“Many skills are technical and operational, I need more support in development and strategic use of technology”
So what can we learn?
- Many small charities need funding for basic tech infrastructure and digital skills – they're at the beginning of their digital journeys, and need to build a solid foundation of digital skills before they explore next steps in transformation and digital service design. These organisations have been key to the UK’s crisis response. They have been bold and stepped out of their digital comfort zones with whatever resources they could muster, to respond to their communities’ needs during the pandemic.
- Whilst digital can bring efficiencies, it can also be more resource intensive when recreating human-centred face-to-face environments, and we need to remember this.
- Organisations will need to think more carefully about assigning roles according to skills, not only the initial job role that current employees have. Funding will need to be allocated accordingly. Enhancing wellbeing and fostering human connection in digital spaces will additionally need greater levels of support and skills development.
- Most of the organisations accessing our digital support work at a local level, and whilst digital can open up access from farther afield, the importance of hyper-local service and activities for our audience is key.
- Advisers, funders and supporting agencies can make a big difference if they understand the pressures that small frontline organisations are facing and the environment they are operating in, alongside digital knowledge that meets them where they are on their personal and organisational journey.
- Digital agencies and support organisations need to take care to speak directly to wider civil society, inclusive of grassroots groups or CICs, and not only ‘charities’ if communities are to digitally thrive.

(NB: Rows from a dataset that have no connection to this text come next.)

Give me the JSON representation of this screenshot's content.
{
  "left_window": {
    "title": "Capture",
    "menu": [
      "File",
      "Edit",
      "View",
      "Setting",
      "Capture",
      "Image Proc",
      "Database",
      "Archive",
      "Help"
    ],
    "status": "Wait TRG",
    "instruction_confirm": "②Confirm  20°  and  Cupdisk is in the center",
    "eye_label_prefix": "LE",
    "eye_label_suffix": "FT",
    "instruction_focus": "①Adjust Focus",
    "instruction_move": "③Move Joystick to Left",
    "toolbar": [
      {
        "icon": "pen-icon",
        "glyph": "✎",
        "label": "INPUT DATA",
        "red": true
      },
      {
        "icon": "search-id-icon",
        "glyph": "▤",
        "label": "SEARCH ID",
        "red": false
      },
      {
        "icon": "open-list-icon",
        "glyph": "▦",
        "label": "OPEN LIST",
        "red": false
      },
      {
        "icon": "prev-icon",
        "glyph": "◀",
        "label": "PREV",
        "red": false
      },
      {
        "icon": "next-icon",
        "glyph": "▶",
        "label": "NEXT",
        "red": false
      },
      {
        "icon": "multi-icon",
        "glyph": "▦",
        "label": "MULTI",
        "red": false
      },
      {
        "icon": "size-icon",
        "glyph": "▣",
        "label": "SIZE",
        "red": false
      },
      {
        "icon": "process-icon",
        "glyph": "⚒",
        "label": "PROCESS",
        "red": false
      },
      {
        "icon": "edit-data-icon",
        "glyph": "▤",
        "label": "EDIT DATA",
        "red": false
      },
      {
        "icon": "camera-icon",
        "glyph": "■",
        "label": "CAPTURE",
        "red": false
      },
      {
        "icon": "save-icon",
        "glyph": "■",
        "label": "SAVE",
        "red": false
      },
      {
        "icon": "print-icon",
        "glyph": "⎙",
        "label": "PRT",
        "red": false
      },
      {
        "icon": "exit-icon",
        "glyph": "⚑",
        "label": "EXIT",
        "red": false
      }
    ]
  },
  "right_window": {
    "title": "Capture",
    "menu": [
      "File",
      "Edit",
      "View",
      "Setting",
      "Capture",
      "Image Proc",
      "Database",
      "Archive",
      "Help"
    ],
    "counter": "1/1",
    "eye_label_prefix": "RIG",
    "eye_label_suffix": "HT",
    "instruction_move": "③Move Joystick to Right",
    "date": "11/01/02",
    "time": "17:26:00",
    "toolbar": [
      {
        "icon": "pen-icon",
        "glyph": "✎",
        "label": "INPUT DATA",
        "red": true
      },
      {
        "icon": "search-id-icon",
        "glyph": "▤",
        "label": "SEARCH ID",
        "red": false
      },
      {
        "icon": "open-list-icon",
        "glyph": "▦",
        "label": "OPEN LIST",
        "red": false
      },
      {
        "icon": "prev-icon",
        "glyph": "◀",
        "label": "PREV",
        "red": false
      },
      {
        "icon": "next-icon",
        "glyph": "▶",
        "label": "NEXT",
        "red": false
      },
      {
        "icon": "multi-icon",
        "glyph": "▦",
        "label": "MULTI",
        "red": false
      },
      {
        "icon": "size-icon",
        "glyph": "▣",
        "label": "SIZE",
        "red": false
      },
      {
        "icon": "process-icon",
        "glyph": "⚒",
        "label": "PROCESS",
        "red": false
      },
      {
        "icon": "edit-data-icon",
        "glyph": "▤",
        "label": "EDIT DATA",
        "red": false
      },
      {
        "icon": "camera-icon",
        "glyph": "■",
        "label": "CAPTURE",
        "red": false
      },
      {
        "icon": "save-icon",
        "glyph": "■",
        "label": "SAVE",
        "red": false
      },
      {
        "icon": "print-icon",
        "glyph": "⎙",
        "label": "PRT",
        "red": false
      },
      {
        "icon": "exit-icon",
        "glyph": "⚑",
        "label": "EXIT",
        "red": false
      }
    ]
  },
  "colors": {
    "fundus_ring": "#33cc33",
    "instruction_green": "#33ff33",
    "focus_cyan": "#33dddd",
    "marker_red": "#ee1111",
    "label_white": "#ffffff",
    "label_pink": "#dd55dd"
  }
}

Funders will need to support grantees to use digital, including those with lived experience and especially in the context of the growing focus on diversity, equity and inclusion.
- We’ve seen there is benefit in convening spaces for funders and smaller charities and community groups to come together and learn from each other. Facilitating spaces enabling peer support and learning from others’ experiences could also be a way forward to build digital capabilities in the small charity sector.
- We anticipate a growing demand for train-the-trainer style learning or peer-support programmes to build the skills and confidence of staff and volunteers to help their communities gain basic digital skills. We hope funders will recognise digital training budget lines in applications for community activities and recognise time and tools for essential digital skills sharing with communities
- Digital capability programmes may need to consider a back-to-basics approach, either as newly developed initiatives or as standard in existing learning programmes, ensuring participants understand for example how to navigate their device, change settings or perform system updates.
Small charities and community organisations have some tough choices to make as we recover from this crisis. So will those that fund and support them.
We hope that funders will recognise that digital skills development is going to be essential to the re-building of society. Local people and the community organisations that support them are simultaneously experiencing digital exclusion.
It’s always been a social justice issue but never more so than now, when civil society is so desperately needed to bring people together. Yet there is a danger that the digital divide may inadvertently grow deeper and wider. Funding will need to recognise training as a significant budget line, knowing that this will be cascaded for the benefit of many.
No matter the choices that need to be made, we cannot lose sight of the people that are at the forefront of social impact in local communities. They may be tired, but they are also tirelessly brave in their efforts to make people’s lives a little better.